(Element data from apps and pages)
------
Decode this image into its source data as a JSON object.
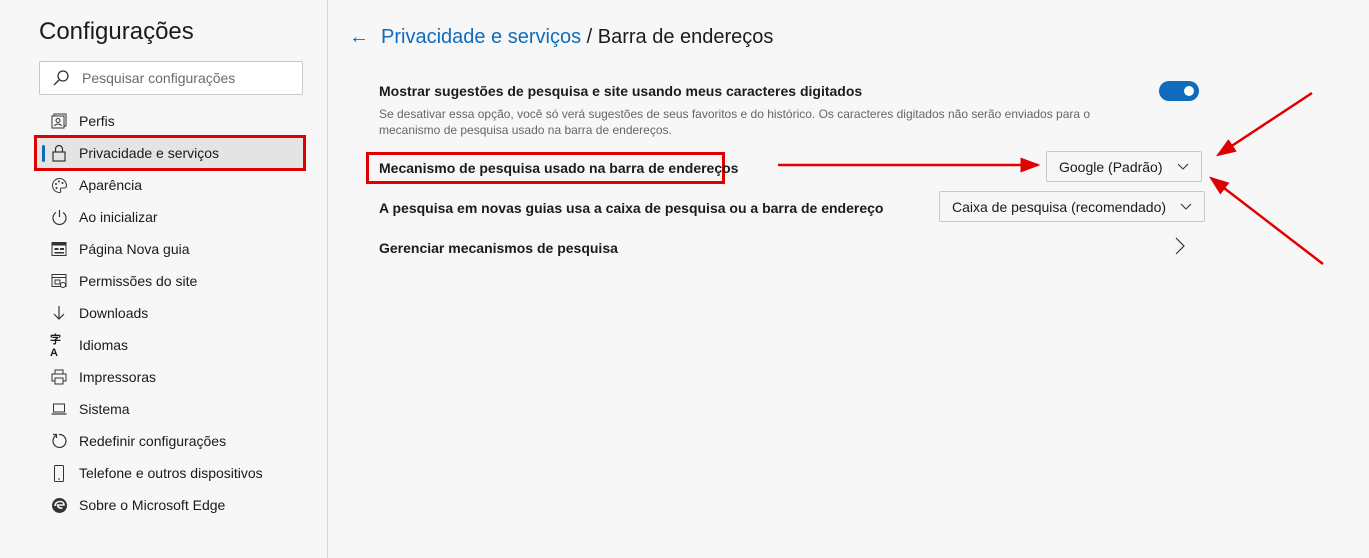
{
  "sidebar": {
    "title": "Configurações",
    "search_placeholder": "Pesquisar configurações",
    "items": [
      {
        "label": "Perfis",
        "icon": "profile-icon"
      },
      {
        "label": "Privacidade e serviços",
        "icon": "lock-icon",
        "active": true
      },
      {
        "label": "Aparência",
        "icon": "palette-icon"
      },
      {
        "label": "Ao inicializar",
        "icon": "power-icon"
      },
      {
        "label": "Página Nova guia",
        "icon": "new-tab-icon"
      },
      {
        "label": "Permissões do site",
        "icon": "site-permissions-icon"
      },
      {
        "label": "Downloads",
        "icon": "download-icon"
      },
      {
        "label": "Idiomas",
        "icon": "language-icon"
      },
      {
        "label": "Impressoras",
        "icon": "printer-icon"
      },
      {
        "label": "Sistema",
        "icon": "laptop-icon"
      },
      {
        "label": "Redefinir configurações",
        "icon": "reset-icon"
      },
      {
        "label": "Telefone e outros dispositivos",
        "icon": "phone-icon"
      },
      {
        "label": "Sobre o Microsoft Edge",
        "icon": "edge-logo-icon"
      }
    ]
  },
  "header": {
    "parent": "Privacidade e serviços",
    "separator": " / ",
    "current": "Barra de endereços"
  },
  "settings": {
    "suggestions": {
      "label": "Mostrar sugestões de pesquisa e site usando meus caracteres digitados",
      "description": "Se desativar essa opção, você só verá sugestões de seus favoritos e do histórico. Os caracteres digitados não serão enviados para o mecanismo de pesquisa usado na barra de endereços.",
      "enabled": true
    },
    "engine": {
      "label": "Mecanismo de pesquisa usado na barra de endereços",
      "value": "Google (Padrão)"
    },
    "new_tab": {
      "label": "A pesquisa em novas guias usa a caixa de pesquisa ou a barra de endereço",
      "value": "Caixa de pesquisa (recomendado)"
    },
    "manage": {
      "label": "Gerenciar mecanismos de pesquisa"
    }
  },
  "colors": {
    "accent": "#0f6cbd",
    "annotation": "#e00000"
  }
}
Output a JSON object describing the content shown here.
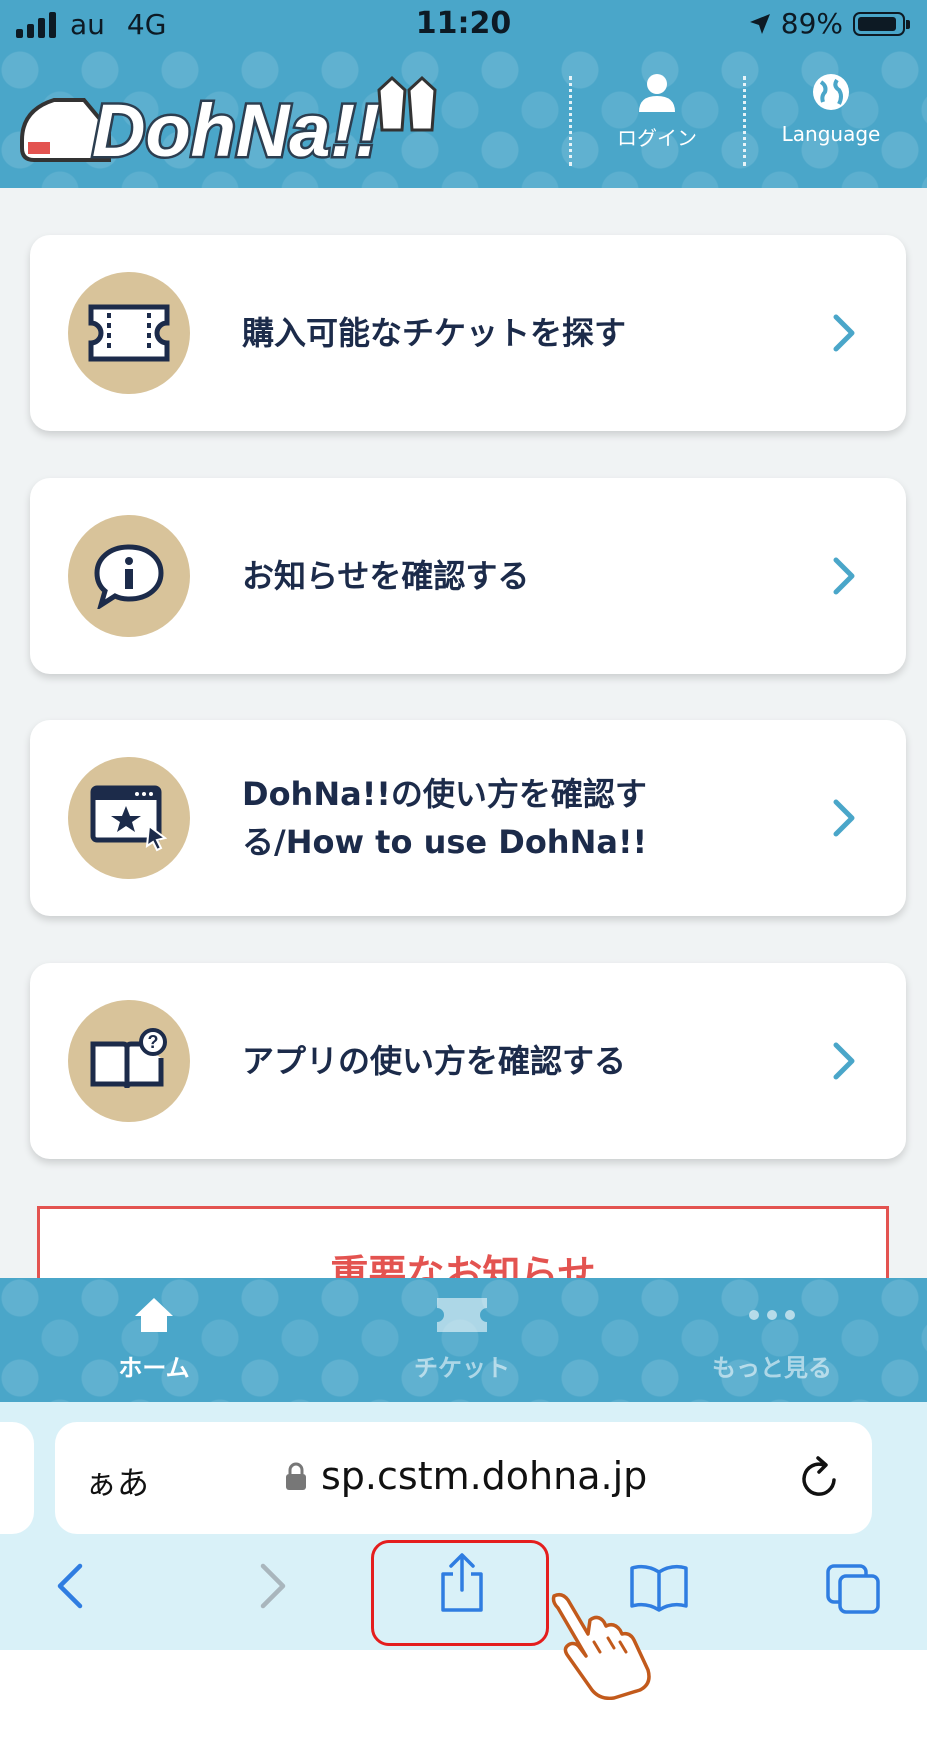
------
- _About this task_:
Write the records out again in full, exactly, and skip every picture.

- _Response to this exercise_:
Decode this image into its source data as a JSON object.
{
  "sidebar": {
    "title": "Configurações",
    "search_placeholder": "Pesquisar configurações",
    "items": [
      {
        "label": "Perfis",
        "icon": "profile-icon"
      },
      {
        "label": "Privacidade e serviços",
        "icon": "lock-icon",
        "active": true
      },
      {
        "label": "Aparência",
        "icon": "palette-icon"
      },
      {
        "label": "Ao inicializar",
        "icon": "power-icon"
      },
      {
        "label": "Página Nova guia",
        "icon": "new-tab-icon"
      },
      {
        "label": "Permissões do site",
        "icon": "site-permissions-icon"
      },
      {
        "label": "Downloads",
        "icon": "download-icon"
      },
      {
        "label": "Idiomas",
        "icon": "language-icon"
      },
      {
        "label": "Impressoras",
        "icon": "printer-icon"
      },
      {
        "label": "Sistema",
        "icon": "laptop-icon"
      },
      {
        "label": "Redefinir configurações",
        "icon": "reset-icon"
      },
      {
        "label": "Telefone e outros dispositivos",
        "icon": "phone-icon"
      },
      {
        "label": "Sobre o Microsoft Edge",
        "icon": "edge-logo-icon"
      }
    ]
  },
  "header": {
    "parent": "Privacidade e serviços",
    "separator": " / ",
    "current": "Barra de endereços"
  },
  "settings": {
    "suggestions": {
      "label": "Mostrar sugestões de pesquisa e site usando meus caracteres digitados",
      "description": "Se desativar essa opção, você só verá sugestões de seus favoritos e do histórico. Os caracteres digitados não serão enviados para o mecanismo de pesquisa usado na barra de endereços.",
      "enabled": true
    },
    "engine": {
      "label": "Mecanismo de pesquisa usado na barra de endereços",
      "value": "Google (Padrão)"
    },
    "new_tab": {
      "label": "A pesquisa em novas guias usa a caixa de pesquisa ou a barra de endereço",
      "value": "Caixa de pesquisa (recomendado)"
    },
    "manage": {
      "label": "Gerenciar mecanismos de pesquisa"
    }
  },
  "colors": {
    "accent": "#0f6cbd",
    "annotation": "#e00000"
  }
}
Output a JSON object describing the content shown here.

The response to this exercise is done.